▶ Record excerpts:
----------------------------------------
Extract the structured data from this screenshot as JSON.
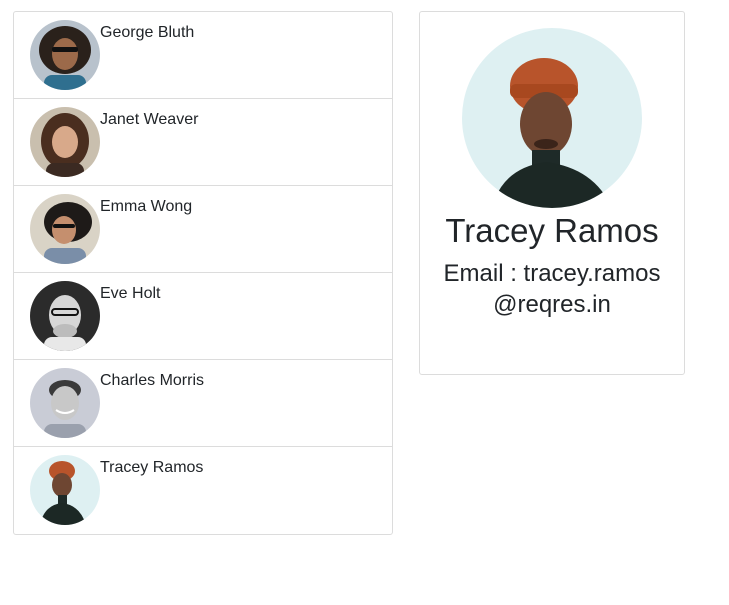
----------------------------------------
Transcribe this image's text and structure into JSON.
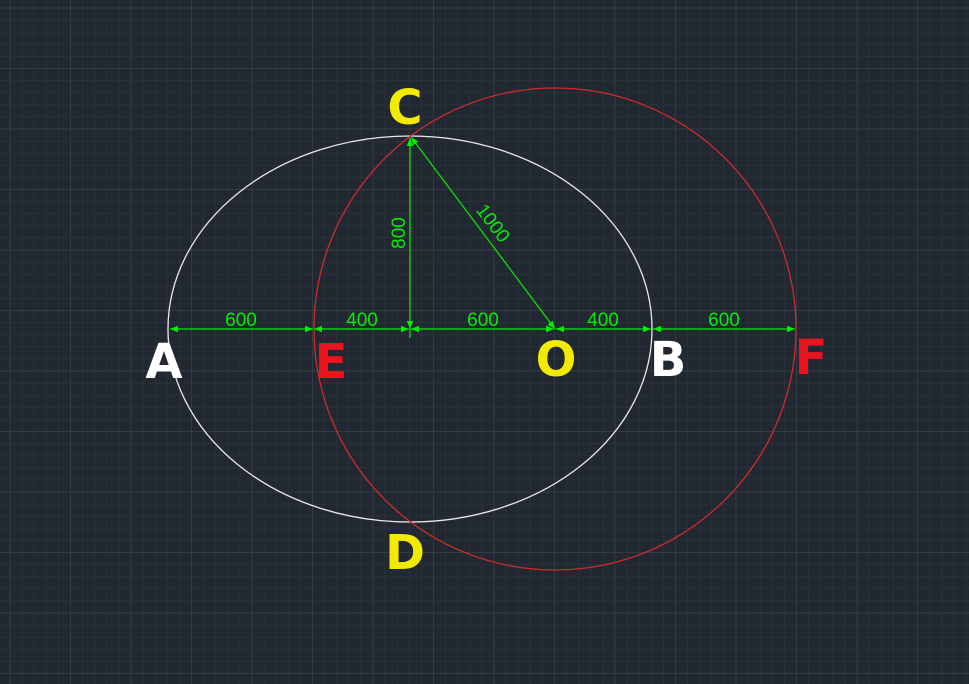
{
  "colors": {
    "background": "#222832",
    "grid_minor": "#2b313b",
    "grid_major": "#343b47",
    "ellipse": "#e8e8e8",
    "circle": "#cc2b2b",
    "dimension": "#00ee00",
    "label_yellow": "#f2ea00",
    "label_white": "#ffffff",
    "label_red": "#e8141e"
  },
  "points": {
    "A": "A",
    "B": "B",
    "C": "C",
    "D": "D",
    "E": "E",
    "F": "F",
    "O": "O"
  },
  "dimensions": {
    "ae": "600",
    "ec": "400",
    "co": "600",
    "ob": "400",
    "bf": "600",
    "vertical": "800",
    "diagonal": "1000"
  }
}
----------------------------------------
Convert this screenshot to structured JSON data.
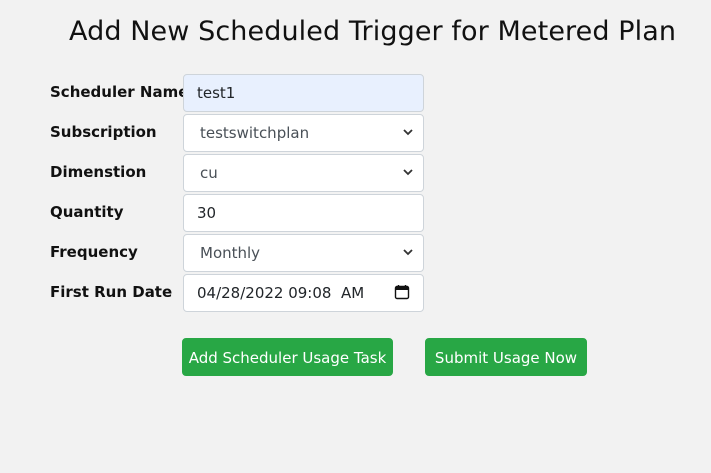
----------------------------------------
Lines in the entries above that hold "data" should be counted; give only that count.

▶ Output for this exercise:
2